ABOUT THIS EXERCISE → Search the entries for the word "default" and copy each line that has it.

RAW DATA →
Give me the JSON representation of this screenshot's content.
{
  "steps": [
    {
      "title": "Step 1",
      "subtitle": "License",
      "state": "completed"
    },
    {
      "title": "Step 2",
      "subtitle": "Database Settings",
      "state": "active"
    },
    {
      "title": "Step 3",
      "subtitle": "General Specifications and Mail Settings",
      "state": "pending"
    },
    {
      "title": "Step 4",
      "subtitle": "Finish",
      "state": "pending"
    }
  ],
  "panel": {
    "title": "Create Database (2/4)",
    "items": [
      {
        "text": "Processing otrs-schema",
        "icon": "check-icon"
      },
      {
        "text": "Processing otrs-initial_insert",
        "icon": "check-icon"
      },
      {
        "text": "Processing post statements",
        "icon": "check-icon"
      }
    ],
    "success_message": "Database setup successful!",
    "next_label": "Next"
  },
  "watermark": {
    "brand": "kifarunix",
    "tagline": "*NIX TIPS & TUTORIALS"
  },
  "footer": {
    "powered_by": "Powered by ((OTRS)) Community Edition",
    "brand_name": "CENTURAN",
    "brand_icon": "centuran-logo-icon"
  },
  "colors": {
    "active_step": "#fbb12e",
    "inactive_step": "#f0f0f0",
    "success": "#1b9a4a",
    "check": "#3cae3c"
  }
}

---

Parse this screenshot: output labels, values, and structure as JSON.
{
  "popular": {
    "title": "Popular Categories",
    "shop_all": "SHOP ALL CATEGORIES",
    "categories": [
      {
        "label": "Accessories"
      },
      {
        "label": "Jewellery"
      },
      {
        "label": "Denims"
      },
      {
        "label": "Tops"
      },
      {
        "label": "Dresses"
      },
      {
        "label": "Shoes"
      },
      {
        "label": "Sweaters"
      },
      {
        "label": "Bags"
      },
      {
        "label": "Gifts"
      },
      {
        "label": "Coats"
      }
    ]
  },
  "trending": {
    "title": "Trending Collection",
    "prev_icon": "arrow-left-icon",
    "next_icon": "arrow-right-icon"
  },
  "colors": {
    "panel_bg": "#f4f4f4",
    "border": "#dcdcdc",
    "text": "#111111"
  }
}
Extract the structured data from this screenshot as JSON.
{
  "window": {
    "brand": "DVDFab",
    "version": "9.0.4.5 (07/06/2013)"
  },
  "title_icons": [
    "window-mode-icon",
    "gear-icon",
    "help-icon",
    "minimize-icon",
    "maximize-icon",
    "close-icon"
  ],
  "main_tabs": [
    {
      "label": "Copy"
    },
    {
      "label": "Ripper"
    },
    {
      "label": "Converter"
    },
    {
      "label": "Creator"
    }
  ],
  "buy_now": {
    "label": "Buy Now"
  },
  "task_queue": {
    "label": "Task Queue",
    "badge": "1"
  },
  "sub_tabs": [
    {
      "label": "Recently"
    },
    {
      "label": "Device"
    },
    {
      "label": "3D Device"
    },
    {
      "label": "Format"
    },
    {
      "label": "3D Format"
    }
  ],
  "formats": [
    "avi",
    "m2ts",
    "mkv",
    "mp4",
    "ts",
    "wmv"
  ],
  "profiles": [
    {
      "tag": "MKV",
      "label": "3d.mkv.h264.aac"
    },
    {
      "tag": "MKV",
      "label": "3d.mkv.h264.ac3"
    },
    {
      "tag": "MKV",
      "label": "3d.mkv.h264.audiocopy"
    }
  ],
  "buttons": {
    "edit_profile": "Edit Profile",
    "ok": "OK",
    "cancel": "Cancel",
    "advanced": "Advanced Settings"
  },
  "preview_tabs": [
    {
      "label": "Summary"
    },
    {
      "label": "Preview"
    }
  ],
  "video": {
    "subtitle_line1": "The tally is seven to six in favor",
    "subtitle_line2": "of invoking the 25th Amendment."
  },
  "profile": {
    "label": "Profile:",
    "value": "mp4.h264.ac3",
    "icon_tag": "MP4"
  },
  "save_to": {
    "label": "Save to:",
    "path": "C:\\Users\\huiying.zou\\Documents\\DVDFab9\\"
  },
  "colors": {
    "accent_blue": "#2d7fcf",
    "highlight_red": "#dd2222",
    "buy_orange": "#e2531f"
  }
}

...

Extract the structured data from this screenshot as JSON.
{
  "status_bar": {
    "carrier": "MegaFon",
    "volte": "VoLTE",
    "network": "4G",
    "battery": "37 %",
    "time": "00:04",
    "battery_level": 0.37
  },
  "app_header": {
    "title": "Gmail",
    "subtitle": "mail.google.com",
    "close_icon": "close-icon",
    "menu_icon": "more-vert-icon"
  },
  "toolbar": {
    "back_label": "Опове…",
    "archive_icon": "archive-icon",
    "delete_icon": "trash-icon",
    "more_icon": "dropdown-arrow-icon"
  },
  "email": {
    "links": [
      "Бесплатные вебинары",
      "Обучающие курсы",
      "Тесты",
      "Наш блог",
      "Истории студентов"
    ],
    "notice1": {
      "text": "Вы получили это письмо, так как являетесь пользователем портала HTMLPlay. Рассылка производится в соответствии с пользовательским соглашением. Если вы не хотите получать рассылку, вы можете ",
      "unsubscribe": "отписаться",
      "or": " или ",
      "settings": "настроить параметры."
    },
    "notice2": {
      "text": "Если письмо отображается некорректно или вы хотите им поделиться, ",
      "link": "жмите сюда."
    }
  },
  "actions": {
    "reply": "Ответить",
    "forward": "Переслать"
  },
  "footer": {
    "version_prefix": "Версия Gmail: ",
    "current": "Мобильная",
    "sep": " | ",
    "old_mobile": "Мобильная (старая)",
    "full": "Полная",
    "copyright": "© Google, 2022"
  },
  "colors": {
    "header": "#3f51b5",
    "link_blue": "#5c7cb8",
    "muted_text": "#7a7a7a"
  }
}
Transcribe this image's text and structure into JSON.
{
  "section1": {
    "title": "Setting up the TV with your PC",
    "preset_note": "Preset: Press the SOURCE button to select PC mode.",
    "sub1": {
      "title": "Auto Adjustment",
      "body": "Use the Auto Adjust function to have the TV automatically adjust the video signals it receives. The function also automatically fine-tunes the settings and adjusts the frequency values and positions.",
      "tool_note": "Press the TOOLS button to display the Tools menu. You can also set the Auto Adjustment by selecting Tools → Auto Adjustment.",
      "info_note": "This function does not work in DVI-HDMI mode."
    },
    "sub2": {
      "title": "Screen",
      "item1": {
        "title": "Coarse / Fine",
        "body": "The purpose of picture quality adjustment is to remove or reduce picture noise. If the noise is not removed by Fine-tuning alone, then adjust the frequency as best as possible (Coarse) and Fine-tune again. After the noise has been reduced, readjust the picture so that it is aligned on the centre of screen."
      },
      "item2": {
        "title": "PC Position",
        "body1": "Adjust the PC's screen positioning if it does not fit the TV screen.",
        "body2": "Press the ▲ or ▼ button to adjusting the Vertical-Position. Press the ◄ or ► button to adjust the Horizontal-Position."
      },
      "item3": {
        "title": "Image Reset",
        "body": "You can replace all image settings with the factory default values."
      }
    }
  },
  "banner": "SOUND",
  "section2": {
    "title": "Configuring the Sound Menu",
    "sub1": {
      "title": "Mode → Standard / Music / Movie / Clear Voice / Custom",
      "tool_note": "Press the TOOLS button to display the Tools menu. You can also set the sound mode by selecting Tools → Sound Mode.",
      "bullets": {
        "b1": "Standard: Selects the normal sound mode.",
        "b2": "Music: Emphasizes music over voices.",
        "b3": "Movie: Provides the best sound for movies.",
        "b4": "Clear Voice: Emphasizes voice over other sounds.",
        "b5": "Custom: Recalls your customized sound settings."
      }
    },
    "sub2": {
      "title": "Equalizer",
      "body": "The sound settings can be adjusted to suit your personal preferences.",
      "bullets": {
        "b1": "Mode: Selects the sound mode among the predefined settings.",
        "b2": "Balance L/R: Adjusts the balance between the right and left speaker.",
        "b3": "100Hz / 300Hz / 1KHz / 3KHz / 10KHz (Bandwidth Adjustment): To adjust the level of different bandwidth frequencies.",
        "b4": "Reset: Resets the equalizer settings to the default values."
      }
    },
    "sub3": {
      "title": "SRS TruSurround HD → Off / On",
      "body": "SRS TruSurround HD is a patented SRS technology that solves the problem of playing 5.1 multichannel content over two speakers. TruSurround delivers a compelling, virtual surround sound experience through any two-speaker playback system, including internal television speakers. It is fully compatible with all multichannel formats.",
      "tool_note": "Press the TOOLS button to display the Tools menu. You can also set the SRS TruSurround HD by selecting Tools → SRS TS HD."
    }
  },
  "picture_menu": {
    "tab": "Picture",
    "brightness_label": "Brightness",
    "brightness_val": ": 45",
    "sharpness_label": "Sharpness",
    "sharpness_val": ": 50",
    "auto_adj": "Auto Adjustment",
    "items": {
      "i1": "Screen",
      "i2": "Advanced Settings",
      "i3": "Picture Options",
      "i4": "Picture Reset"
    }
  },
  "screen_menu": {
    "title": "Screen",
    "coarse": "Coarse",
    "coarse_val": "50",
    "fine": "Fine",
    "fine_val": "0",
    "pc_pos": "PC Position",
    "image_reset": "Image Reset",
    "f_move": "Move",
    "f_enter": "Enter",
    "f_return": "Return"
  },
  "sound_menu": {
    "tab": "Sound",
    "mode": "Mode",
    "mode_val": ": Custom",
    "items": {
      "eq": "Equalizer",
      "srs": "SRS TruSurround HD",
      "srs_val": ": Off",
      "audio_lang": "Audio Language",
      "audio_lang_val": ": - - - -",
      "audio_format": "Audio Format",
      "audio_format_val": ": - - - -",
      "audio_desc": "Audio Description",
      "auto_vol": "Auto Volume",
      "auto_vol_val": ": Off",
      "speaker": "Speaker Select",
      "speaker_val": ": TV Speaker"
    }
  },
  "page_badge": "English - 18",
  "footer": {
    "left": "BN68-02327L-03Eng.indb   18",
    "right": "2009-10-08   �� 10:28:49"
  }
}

TASK RESPONSE →
        "body": "You can replace all image settings with the factory default values."
        "b4": "Reset: Resets the equalizer settings to the default values."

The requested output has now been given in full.